Personal thoughts from the Horsham District Planning Framework (HDPF) hearings… whilst different groups of residents had differing views as to just where the massive new house building planned for Horsham District should go, they were united as one on concerns over infrastructure.
Time after time the issues of inadequate transport, education, health, utilities and leisure provision surfaced with the consensus being that delivery of such always lagged behind the new homes, if delivered at all. With the ‘vanished carrot’ of a new hospital for North Horsham replaced by the ‘now it’s in/now it’s out’ mirage of a new Parkway Rail Station, residents have every right to be sceptical.

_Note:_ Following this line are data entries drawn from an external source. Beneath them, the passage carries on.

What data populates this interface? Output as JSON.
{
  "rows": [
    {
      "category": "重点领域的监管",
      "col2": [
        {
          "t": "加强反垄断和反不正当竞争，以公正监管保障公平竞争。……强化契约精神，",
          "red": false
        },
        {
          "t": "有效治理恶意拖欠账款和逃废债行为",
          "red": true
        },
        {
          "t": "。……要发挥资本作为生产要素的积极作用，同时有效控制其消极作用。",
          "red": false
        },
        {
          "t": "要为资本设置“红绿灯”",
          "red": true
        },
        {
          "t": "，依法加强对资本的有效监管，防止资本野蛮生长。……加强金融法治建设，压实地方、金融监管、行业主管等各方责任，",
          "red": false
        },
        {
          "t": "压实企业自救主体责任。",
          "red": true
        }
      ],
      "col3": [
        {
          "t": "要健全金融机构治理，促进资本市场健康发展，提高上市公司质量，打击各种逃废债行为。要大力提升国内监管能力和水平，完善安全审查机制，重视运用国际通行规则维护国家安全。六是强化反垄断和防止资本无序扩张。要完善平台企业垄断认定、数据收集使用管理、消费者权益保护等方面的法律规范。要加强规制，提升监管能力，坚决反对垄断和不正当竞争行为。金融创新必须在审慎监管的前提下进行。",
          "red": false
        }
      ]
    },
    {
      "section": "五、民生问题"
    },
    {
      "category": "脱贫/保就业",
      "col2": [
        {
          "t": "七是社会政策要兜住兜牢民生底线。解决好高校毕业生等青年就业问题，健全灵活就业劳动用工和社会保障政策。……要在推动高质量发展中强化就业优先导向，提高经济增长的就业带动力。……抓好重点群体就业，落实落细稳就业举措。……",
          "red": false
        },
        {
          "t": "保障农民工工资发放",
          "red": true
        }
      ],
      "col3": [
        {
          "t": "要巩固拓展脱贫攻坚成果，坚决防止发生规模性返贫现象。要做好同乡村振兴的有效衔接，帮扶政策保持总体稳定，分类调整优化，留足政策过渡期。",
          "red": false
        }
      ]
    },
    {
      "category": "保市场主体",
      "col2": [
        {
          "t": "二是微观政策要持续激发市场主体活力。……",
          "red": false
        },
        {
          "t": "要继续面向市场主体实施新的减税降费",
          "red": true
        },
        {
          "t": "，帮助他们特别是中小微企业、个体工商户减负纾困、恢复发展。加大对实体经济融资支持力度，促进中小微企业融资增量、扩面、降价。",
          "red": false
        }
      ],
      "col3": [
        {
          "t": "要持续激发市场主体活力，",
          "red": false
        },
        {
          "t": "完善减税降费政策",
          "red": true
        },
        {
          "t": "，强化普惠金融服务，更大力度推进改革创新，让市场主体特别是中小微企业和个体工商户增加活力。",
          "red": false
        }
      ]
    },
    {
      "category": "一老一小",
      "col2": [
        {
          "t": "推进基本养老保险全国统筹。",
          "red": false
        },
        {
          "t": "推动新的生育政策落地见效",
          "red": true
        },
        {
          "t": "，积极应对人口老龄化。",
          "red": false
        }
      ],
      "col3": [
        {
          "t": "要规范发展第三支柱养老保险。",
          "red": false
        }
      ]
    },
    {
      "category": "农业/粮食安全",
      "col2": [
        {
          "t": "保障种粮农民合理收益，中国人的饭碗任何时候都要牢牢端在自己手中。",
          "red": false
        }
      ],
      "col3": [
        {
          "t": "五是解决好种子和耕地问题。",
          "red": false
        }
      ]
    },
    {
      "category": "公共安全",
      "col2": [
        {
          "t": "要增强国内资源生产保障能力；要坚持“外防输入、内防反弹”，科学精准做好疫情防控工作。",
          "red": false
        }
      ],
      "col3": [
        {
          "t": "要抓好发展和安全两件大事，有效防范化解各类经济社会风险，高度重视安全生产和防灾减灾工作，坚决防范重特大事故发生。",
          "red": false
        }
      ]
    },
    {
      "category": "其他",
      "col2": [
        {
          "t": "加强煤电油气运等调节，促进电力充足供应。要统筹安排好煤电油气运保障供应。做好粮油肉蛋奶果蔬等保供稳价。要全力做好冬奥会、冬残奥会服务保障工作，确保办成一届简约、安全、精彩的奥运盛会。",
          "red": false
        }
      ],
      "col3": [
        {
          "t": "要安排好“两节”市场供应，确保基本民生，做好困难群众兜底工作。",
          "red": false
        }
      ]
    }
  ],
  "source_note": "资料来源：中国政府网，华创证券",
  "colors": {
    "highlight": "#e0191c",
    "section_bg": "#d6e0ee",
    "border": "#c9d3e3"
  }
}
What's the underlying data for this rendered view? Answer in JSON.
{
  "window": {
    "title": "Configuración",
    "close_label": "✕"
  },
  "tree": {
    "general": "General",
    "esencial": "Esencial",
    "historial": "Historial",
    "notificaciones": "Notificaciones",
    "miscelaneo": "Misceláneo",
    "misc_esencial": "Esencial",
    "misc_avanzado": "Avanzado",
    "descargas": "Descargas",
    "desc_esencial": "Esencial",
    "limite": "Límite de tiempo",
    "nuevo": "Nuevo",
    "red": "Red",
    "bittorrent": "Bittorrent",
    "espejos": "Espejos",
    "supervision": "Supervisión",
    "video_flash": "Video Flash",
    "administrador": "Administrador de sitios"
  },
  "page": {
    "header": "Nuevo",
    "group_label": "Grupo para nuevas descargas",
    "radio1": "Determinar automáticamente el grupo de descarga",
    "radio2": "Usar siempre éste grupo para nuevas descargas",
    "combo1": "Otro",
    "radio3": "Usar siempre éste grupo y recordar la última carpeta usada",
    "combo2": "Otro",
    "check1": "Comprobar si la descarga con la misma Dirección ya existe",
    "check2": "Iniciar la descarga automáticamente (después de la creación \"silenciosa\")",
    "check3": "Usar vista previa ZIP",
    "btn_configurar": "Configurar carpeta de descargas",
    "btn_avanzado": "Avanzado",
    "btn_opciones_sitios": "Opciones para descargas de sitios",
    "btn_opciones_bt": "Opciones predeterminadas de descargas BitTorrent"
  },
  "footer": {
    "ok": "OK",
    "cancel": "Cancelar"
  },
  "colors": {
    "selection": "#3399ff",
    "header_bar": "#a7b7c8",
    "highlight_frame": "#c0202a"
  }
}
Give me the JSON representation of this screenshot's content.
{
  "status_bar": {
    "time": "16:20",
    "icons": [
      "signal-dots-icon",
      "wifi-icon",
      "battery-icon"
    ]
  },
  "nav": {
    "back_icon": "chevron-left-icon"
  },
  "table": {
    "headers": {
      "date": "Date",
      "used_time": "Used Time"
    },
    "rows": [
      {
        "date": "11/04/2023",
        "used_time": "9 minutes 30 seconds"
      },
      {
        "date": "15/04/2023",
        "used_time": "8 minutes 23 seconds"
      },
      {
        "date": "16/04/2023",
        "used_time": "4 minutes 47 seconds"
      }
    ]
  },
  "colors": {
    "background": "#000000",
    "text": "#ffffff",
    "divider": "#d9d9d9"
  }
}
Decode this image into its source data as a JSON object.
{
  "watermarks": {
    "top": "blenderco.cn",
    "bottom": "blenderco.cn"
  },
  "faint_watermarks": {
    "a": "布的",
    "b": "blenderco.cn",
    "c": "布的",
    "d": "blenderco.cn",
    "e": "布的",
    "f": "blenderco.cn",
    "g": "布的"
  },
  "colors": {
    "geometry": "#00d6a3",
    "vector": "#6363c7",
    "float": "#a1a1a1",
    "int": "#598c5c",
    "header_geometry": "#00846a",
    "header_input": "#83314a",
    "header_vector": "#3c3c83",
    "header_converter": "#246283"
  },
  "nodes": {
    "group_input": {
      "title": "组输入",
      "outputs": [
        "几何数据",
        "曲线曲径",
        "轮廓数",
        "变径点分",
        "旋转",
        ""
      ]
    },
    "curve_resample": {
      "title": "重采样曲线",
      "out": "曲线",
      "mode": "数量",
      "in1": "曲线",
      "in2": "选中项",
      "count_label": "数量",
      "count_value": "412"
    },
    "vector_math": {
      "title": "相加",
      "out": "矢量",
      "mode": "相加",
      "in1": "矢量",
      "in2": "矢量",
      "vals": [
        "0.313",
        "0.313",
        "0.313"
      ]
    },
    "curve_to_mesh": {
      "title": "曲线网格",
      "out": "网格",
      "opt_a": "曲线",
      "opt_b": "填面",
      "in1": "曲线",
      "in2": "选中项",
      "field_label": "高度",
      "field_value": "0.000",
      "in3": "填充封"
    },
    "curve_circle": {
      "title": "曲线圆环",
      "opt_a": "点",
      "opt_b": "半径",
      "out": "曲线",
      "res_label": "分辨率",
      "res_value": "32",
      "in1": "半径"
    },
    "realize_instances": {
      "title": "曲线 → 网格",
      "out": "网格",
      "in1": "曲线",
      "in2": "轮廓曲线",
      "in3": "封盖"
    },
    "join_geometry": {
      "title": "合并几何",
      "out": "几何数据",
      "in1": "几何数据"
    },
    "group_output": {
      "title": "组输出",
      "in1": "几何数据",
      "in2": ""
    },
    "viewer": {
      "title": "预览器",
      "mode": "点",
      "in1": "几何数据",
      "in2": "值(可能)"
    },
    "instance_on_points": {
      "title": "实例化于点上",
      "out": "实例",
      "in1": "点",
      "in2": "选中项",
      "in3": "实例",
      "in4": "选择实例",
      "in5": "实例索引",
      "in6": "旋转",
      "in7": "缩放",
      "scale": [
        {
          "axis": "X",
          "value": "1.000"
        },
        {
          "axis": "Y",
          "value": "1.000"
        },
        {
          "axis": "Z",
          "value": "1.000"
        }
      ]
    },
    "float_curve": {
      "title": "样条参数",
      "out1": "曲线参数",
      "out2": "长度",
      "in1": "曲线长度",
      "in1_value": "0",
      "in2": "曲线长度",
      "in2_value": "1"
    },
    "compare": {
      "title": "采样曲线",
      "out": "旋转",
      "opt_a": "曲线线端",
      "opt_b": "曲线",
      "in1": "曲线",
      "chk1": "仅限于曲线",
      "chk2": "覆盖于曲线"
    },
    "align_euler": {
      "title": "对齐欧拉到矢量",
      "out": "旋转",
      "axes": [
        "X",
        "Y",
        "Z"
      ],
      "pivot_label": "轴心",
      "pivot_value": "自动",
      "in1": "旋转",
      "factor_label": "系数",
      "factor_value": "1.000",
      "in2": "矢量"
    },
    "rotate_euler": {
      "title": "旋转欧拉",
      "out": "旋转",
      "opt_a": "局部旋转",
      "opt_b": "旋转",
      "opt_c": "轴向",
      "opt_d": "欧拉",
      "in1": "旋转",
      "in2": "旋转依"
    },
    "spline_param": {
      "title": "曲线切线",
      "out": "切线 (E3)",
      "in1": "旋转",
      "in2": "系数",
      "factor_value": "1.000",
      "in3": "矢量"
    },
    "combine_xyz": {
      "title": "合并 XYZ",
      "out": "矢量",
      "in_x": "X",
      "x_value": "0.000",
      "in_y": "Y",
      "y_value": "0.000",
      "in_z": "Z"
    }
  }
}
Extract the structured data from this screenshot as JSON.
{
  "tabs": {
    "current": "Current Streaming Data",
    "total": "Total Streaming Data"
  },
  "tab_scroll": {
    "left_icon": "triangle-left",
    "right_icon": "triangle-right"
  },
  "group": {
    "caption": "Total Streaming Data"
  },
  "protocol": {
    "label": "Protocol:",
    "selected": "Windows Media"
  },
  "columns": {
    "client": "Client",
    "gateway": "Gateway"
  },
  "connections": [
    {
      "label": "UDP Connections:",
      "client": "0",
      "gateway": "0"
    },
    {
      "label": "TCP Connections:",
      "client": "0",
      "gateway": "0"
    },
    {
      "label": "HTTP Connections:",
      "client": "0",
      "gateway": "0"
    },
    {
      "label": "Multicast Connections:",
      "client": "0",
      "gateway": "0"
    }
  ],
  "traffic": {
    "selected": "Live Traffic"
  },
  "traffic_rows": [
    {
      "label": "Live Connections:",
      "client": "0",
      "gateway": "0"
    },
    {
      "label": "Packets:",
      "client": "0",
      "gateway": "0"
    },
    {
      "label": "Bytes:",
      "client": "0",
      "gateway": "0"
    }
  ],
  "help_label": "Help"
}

Now we learn that because over £12.5m is expected to be spent on Abnormal Site Development Costs (utilities, flood defence etc) at the North Horsham site, the anticipated developer contribution to CIL (Community Infrastructure Levy) to pay for strategic, district-wide infrastructure will be NIL.
The council answer to this is that the developer (Liberty) will be paying £52.5m to provide site-specific infrastructure and so there is no surplus left to additionally contribute to CIL.
Well, that’s as maybe, but let’s look at the only other comparable strategic development site, namely West of Horsham, with its 2,000 new homes spread either side of the A24 at Broadbridge Heath. There too the developers were required to fund the site-specific infrastructure and what do we now have? A £14m shortfall (one third out of £42m) in county council infrastructure (mainly roads and schools) for which new funding must be sought or, delivery scaled back.
Also, as part of the HDPF, HDC have established an Infrastructure Delivery Plan (IDP) for the period through to 2031. To deliver, this will require just over £37m to be raised by CIL and other means.
In the hearings HDC had to admit that calculations showing a £10m funding shortfall therein were understated by around £8m, giving a revised funding gap of over £18m. Put another way, only marginally over half of the strategic infrastructure needed for the next 20 years or so, can be funded by CIL. So, with the existing £14m shortfall (West of Horsham) together with a further £18m planned shortfall (HDPF-IDP) we have a (known) grand total infrastructure black-hole of £32m.
Never mind, be comforted in the fact that (American owned) Liberty Property Trust’s projected profit of over £119m (out of the almost £718m development) will be secure, regardless as to whether Horsham District ever gets its badly needed infrastructure.
Cox Green, Rudgwick